Would you copy each line of the records that includes the word "التكلفة"?

Recorded data:
━━━━
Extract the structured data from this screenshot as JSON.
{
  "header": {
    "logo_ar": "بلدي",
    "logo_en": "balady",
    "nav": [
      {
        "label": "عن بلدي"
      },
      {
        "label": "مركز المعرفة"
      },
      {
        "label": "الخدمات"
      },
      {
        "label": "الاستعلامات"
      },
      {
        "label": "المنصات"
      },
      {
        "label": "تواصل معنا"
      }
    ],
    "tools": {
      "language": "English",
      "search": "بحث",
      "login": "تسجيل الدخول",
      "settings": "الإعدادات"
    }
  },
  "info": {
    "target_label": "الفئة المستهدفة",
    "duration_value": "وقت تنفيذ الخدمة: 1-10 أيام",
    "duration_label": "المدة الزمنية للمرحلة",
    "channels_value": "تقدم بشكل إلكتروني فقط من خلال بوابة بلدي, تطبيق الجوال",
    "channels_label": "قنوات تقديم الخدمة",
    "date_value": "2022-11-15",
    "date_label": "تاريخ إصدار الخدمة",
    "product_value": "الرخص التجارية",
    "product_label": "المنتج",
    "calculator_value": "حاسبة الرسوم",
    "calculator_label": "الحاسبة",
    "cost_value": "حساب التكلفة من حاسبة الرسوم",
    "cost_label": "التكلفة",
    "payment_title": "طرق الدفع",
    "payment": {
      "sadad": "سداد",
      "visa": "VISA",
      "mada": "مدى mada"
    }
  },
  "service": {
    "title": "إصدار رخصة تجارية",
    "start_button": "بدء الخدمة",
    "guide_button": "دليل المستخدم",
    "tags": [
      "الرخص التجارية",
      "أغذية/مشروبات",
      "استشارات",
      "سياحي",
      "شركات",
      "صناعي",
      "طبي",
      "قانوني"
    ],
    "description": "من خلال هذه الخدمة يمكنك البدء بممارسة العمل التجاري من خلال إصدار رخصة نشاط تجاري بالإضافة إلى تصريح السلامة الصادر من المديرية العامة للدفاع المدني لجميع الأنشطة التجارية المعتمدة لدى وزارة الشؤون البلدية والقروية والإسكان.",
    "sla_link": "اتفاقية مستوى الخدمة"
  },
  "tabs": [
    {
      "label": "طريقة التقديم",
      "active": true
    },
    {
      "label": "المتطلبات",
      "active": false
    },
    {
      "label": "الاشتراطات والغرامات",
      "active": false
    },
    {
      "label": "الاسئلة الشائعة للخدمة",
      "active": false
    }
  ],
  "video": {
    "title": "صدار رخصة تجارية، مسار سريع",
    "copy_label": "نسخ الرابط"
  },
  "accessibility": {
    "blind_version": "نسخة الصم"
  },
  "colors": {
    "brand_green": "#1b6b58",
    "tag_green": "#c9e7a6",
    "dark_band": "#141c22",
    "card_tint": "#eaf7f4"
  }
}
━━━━
▶ **RESPONSE TO THE TASK**
    "cost_value": "حساب التكلفة من حاسبة الرسوم",
    "cost_label": "التكلفة",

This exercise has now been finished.